I responded in the comments to the piece as follows:
I certainly dont have any inside information about the new implementation agreement, but my impression has been that the negotiations since the November agreement have been to hash out quite technical details concerning the original agreement. It doesnt make much sense to me that the original agreement would have been informal, but the technical implementing agreement would not be some secret formal agreement. If I were a betting man I’d put money on this new implementing agreement also being informal. And the reason it hasnt been released is likely due to the technical sensitivity of the details that have been worked out between the parties. People like Kittrie who are opposed to the deal, may be simply trying to sow seeds of suspicion, and thereby mobilize opposition to it.
Readers may remember Kittrie as one of the co-authors (along with David Albright and Sandy Spector) of a rather infamous report last year on how to address proliferation problems in the ME. I wrote about it at the time, and included links to critics’ comments, here.
I’ve been meaning to draw readers’ attention to the current issue of the Penn State Journal of Law & International Affairs, which includes the papers written by those of us who presented at the excellent symposium on Iran’s nuclear program held at Penn State Law School last February.

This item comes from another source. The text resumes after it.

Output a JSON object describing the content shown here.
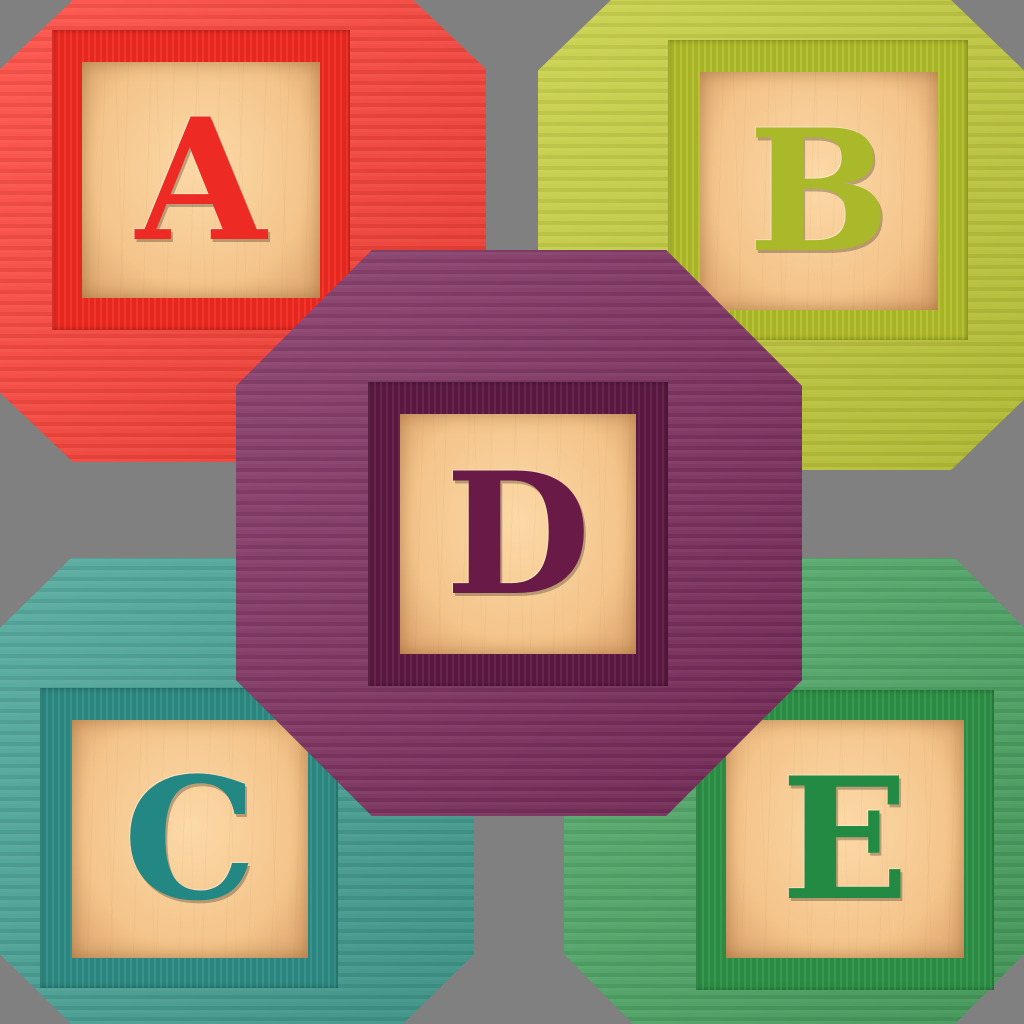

I blogged about it at the time here.
You can see the symposium issue of the journal, with links to full text copies of the papers here (just scroll down the page a bit and you’ll see it).
Authors include Flynt and Hillary Leverett, Richard Butler, James Houck, Mary Ellen O’Connell, and myself.
Sorry for the radio silence lately. The holidays, including a nasty stomach virus and a car accident (no one hurt, fortunately) got in the way. And now I’m freezing my neutrons off in Ottawa, Canada where I’m teaching a short course for a couple of weeks. Very nice people and a good international law faculty here, though.
I just saw this piece at Foreign Affairs by Mitchell Reiss and Ray Takeyh, entitled “Don’t Get Suckered by Iran: Fix the Problems with the Interim Accord.” I won’t bother to go through their analysis and recommendations point by point. I basically disagree with them on everything.
I thought I would, though, draw attention to the misunderstanding of international law demonstrated by this piece – illustrative of the misunderstandings of law so often present in the writings of arms control policy wonks.
At one point the authors say:
Any verification agreement should include the so-called additional protocol, which gives international inspectors the right to examine any facility they deem suspect, and to do so on short notice, so that proscribed activities or equipment cannot be moved or hidden.
That’s not a simplified version of what the AP provides for, it’s just plain incorrect.
Under the AP, IAEA inspectors absolutely cannot just examine any facility they “deem suspect.” They can visit any facility on a declared site, but for non-declared sites they can only visit for the purpose of limited environmental sampling.
The AP doesn’t automatically give the IAEA access to the entirety of an NNWS party’s territory and all facilities thereon. It really only expands IAEA inspectors’ ability to verify the non-diversion of fissile material from peaceful uses to military uses through an expanded declaration by the safeguarded state, and through shortened notice windows. Required notice under the AP is typically 24 hours, down from the one week notice window under the INFCIRC/153 CSR.
And it should also be noted that the AP does not in any way expand the IAEA’s inspection or assessment mandate with regard to possible military dimensions of a safeguarded state’s nuclear program. PMD issues are just as far outside the mandate of the IAEA with regard to a state with an AP, as they are with regard to a state with just a CSA.
Now, I do think that Iran will need to (and I think is perfectly willing to) accept the AP as part of a final deal on its nuclear program. But no one should be under any misapprehension of the AP as some panacea to the limits of IAEA authority to verify Iran’s compliance with its safeguards obligations.